Review Summary: How exactly does a band supplant old for new, or prog for succinct? They simply don’t.7 of 9 thought this review was well written
Fifth album in, a new type face, a new surrealist animal depiction on the cover - Mastodon must mean business. But step back a little, keeping in mind that they are just a band with a trove of ruffled scales and cool drum fills (oh, and a banjo) and you’ll find that The Hunter
is no more a conception than anything they’ve ever done before, really. It’s subsequently a surprise in passing that the adoration for this album comes from a “new-founded” form and a “new direction”. But where does this originate, given that The Hunter really sounds like just an abridged adaptation of Crack the Skye
upon a first listen; its tone, form and style all reek of b-side fodder from 2009. The Dailor rhythm division, together with Hinds’ unique twang is omnipresent as always, as is the casual allusions to Animalia – so what’s the deal? Upon a closer, perhaps more thorough inspection, The Hunter does indeed reveal a diverse, less-disjointed beast, but not as transparently many have so far alleged.
Instead Mastodon presents an altered permutation of favouring thoughts established around a characteristic usage of clean vocals. Songs like “Stargasm”, “The Hunter” and “Dry Bone Valley” exemplify this, each with their own driven vocal harmonies, subtended by archetypal Mastodon riffage. In comparison, “Creature Lives” with a Moog intro reminiscent of Pink Floyd
’s escapism, recruits Dailor’s and his unforeseen vocal abilities alongside moody leads and power chords. And finally, “The Sparrow” which is flanked by distant Between the Buried and Me
vocalisations, beautiful chord movements, and a commanding mid-section, is easily one of the year’s most luminous closers, and the best the band have fashioned thus far.

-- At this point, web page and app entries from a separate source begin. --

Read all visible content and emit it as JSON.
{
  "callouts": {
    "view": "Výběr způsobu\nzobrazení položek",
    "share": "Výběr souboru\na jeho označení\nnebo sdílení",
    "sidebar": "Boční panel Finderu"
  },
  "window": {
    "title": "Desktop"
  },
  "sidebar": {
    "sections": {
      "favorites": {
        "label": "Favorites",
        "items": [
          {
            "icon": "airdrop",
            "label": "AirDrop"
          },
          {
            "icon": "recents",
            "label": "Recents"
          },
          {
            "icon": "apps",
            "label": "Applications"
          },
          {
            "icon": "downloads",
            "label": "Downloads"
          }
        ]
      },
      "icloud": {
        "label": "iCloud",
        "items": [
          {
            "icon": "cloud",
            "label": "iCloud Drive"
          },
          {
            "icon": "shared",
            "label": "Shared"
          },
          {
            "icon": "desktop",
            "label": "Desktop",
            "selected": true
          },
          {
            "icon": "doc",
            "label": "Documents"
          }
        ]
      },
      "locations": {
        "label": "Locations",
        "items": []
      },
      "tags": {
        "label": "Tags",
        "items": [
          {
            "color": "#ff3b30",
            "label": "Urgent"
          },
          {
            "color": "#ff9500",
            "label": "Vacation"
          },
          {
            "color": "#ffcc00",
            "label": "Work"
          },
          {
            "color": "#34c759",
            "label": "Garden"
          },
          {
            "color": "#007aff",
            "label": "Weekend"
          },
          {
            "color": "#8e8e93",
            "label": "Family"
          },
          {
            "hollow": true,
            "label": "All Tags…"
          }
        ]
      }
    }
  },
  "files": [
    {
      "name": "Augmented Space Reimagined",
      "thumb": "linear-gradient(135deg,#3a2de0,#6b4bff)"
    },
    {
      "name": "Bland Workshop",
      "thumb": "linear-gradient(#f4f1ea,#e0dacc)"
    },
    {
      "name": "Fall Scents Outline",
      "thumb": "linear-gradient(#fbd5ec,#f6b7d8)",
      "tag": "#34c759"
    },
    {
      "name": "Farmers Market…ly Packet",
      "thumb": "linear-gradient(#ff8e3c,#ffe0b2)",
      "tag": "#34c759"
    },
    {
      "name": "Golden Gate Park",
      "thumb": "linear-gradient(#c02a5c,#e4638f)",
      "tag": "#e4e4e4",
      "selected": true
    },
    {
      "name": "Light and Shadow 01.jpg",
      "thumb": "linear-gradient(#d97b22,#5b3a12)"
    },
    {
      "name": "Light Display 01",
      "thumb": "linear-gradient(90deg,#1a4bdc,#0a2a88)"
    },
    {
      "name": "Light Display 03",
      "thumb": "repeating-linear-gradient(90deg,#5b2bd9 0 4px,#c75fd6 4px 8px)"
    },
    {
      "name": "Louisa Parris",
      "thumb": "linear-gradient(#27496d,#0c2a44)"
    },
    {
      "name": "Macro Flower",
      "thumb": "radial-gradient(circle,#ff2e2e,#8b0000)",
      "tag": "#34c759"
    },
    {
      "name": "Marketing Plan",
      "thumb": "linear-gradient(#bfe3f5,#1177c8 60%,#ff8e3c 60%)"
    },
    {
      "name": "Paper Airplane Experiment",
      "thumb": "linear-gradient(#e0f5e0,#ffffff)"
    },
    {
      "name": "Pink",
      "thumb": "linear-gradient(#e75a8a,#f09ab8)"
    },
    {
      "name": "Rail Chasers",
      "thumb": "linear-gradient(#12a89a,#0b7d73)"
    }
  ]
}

So with all this, it’s apparent that the album’s accomplishment is the cliché love story of how a band discovers how to mingle with cleans. It’s managing to further entice these developments with equally engaging instrumentation that is the true revelation. The material together offers a collective breath of fresh air into Mastodon’s dangerously-close-to-convoluted-wankery tendencies, which made Crack the Skye a borderline crossover for some, and Opeth
’s mid-term-sludge-cousin for others. Nevertheless, there aren’t many groups who can claim success following digression from a tailored prog-fest to their elementary origins; in this instance Mastodon answer the uncertainties by striding the contours between the best of both worlds. Whenever they’re not being recursive around the edges, they’re unquestionably nailing it.